A Stranger and Plath
I lie on the upper berth of this train
peeking at the lady on the lower
as she reads Plath.
She looks outside the window
every time Plath mentions death
as if gasping for air.
I want to tell her
her highlighted lines from the book
resemble the poet’s tomato soup cake recipe
that tastes like my grandmother’s lasagna—
alive yet dead, inside out.
I want to tell her
her sketch of the poet’s chestnut brown hair lock
stands out as a portrait of the artist
as I picture her—
young and feminine and creative.
I want to tell her
her desperate sobs after every poem she reads
sound like the hauntingly sweet melody
I imagined for the poet’s recordings—
rough and raw and real.
I climb down and show her
her tightened fists, my moons inside my palms,

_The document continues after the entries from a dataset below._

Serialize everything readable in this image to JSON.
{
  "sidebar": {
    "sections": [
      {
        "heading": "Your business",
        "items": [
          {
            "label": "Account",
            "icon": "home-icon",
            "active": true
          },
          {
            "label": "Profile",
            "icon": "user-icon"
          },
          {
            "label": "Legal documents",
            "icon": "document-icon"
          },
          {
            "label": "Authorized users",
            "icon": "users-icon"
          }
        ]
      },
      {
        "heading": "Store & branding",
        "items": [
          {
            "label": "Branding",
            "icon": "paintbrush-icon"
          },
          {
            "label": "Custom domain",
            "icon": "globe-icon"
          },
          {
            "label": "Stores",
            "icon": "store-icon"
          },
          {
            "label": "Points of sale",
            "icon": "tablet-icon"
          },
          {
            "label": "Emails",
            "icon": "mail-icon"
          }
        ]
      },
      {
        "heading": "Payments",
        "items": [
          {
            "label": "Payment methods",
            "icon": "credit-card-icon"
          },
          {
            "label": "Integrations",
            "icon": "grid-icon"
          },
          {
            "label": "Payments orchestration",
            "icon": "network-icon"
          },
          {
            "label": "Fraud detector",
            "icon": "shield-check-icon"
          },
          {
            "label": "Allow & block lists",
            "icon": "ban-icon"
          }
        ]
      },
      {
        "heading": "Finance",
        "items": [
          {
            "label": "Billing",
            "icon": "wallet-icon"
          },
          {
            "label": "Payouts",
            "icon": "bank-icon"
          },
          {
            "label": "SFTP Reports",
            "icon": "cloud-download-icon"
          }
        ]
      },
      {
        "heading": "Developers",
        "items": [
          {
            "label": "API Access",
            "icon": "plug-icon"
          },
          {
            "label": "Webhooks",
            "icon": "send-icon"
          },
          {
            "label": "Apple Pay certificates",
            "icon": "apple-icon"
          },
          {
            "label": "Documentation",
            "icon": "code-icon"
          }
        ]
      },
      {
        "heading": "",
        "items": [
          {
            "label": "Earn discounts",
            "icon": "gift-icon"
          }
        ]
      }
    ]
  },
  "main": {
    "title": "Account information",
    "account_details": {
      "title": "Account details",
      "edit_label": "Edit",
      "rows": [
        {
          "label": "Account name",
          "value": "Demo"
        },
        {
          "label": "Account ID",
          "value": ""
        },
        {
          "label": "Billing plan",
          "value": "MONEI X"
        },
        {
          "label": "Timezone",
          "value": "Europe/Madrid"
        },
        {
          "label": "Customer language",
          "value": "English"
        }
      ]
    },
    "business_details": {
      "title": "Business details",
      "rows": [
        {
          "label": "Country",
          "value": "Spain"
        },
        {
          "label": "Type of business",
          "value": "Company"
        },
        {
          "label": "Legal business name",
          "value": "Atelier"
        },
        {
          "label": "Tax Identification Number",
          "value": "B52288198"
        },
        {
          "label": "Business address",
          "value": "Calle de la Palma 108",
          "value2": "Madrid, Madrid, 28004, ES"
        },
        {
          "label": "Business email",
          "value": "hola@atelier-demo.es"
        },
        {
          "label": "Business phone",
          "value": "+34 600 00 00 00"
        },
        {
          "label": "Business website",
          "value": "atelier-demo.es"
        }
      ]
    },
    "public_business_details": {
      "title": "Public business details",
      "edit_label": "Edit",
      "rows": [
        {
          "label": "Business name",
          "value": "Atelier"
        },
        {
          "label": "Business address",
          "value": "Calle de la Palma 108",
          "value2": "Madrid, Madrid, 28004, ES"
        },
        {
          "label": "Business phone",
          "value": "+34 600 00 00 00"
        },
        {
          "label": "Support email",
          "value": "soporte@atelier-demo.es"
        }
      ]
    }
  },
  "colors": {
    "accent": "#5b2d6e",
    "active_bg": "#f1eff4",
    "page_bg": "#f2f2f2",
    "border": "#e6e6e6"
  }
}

her floral dress, my flowers on my thighs,
her Sylvia Plath, my poems in my diary.
and I come back to my place, crying,
to caress my dead seeds; she calls me,

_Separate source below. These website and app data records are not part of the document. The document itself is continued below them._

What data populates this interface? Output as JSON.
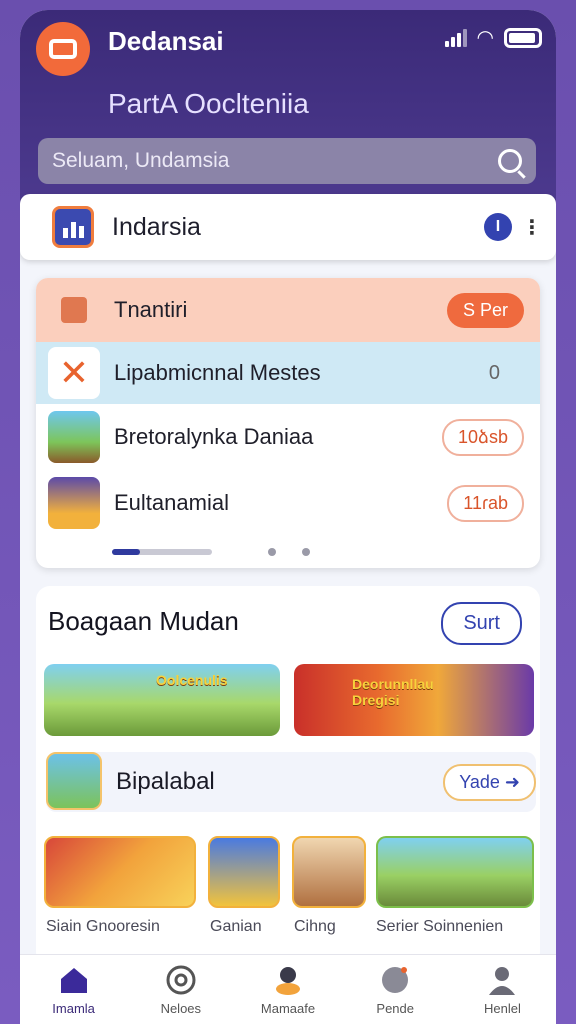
{
  "status_bar": {
    "signal": "signal-icon",
    "wifi": "wifi-icon",
    "battery": "battery-icon"
  },
  "header": {
    "app_name": "Dedansai",
    "subtitle": "PartA Ooclteniia",
    "search_placeholder": "Seluam, Undamsia"
  },
  "region": {
    "title": "Indarsia",
    "info": "I"
  },
  "ranking": {
    "top": {
      "label": "Tnantiri",
      "badge": "S Per"
    },
    "rows": [
      {
        "label": "Lipabmicnnal Mestes",
        "value": "0"
      },
      {
        "label": "Bretoralynka Daniaa",
        "value": "10ձsb"
      },
      {
        "label": "Eultanamial",
        "value": "11ɾab"
      }
    ]
  },
  "section": {
    "title": "Boagaan Mudan",
    "sort_label": "Surt",
    "banners": [
      {
        "text": "Oolcenulis"
      },
      {
        "text": "Deorunnllau Dregisi"
      }
    ],
    "sub": {
      "title": "Bipalabal",
      "button": "Yade ➜"
    },
    "tiles": [
      {
        "label": "Siain Gnooresin"
      },
      {
        "label": "Ganian"
      },
      {
        "label": "Cihng"
      },
      {
        "label": "Serier Soinnenien"
      }
    ]
  },
  "nav": {
    "items": [
      {
        "label": "Imamla",
        "icon": "home-icon"
      },
      {
        "label": "Neloes",
        "icon": "globe-icon"
      },
      {
        "label": "Mamaafe",
        "icon": "character-icon"
      },
      {
        "label": "Pende",
        "icon": "compass-icon"
      },
      {
        "label": "Henlel",
        "icon": "profile-icon"
      }
    ]
  },
  "colors": {
    "header": "#3b2a78",
    "accent": "#ef6a3e",
    "primary": "#3343b0"
  }
}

but I stay, I stay, until I sleep
for one hour or five.
and when I wake up, my lady has left,
my seeds are missing; I reach home,
my dead fig tree is blooming.
Shifali Gulati is a literature student, poet, writer, and editor from India. Her fiction and poetry have been published in magazines such as Delhi Poetry Slam and Everything Literati. She aspires to launch her own literary magazine in 2021.
The air is lighter than ever
With hair above your lips, the air is a bit lighter.
Purple flowers. Beetle eyes. Clavicle.
The windows look like flotation devices,
rectangular in the concrete of air,
the touch finally see-through, a little less dense on the skin,
more ancestral than ever, rivers closer to skies,
souls heavier — underbellies waiting to shed.
There was no one at the window.
White and fetal yellow with eyes picked out and scrambled —
lizard eggs tumble down, roll across easy gaps.
Not hills. They were never hills.
Just valleys waiting to be crossed.
An easy trek. The air is lighter than ever.
Kalyani Bindu is an Indian writer and researcher, and author of Two Moviegoers. Her poems and essays have appeared in Better Than Starbucks, Ethos Literary Journal, New Asian Writing, Variant Literature Journal, Madras Courier, Muse India, Modern Literature, the Indian Express, and others.
The Unburnt Toast
Unravel the mystery of the half-burnt toast
a slice of brown bread that couldn’t succumb to fire.
One day you’ll know what it means.
A pale, brown woman with unkempt tresses
walks along the pavement. The asphalt and concrete cracked with age:
a barren thoroughfare of desires — a road to hell in-the-making
Her black eyes look around —
the remnants of a half-eaten apple look tempting.
She hides it secretly inside her cleavage —
a feeble attempt at a brutal revenge —
those once altruistic soldiers become mannequins.
My poor Pakistani mother in a slum
now has apple as a weapon to express her rage
They say have patience — you will get the aid you deserve.
Don’t they know the toast has burnt and the jam is now wet?
First published by Stone of Madness Press.
Fizza Abbas is a Freelance Content Writer based in Karachi, Pakistan. She is fond of poetry and music. Her works have been published on quite a few platforms including Poetry Village and Poetry Pacific.
Life’s Grave Philosophy
A raven was shot dead; my father killed it.
Its family, friends, and relatives circled around.
Their mass crowing was their mass mourning.
They prayed for the departed soul and perched
On the leafless Neem-tree-branches spread in the yard.
Some of them were still circling around
While father prepared the rifle for the next shot!
Now he was ready; the rifle made a loud report.
Two more ravens fell in the yard in a crumpled heap.
Family, friends, and relatives flew off from the tree,
They groaned and mourned like human beings do,
Their screeching heaving the environment weirdly!
The second tragedy made the first one far less painful,
The ravens dispersed, realizing life’s grave philosophy.
Ziaul Moid Khan is a speculative fiction author and a romantic poet. His work has been featured in Better Than Starbucks, Bards and Sages Quarterly and Literary Orphans. Zia teaches English, residing in Rajasthan with wife Khushboo, and son Brahamand. Email him at email@example.com.
A bar. The red in Tim’s mother’s glass
disappears. Hit me again, she says.
A bar. Tim shall look after himself.
A blur. The tire swing replaced every summer
wets the muddy ground with its rain
soaked shadow. Tim blurs away in
his eyes. I am late. I should be there
with those underaged beers I promised.
We have toy revolvers that look like
a heady mix of black and clotted blood.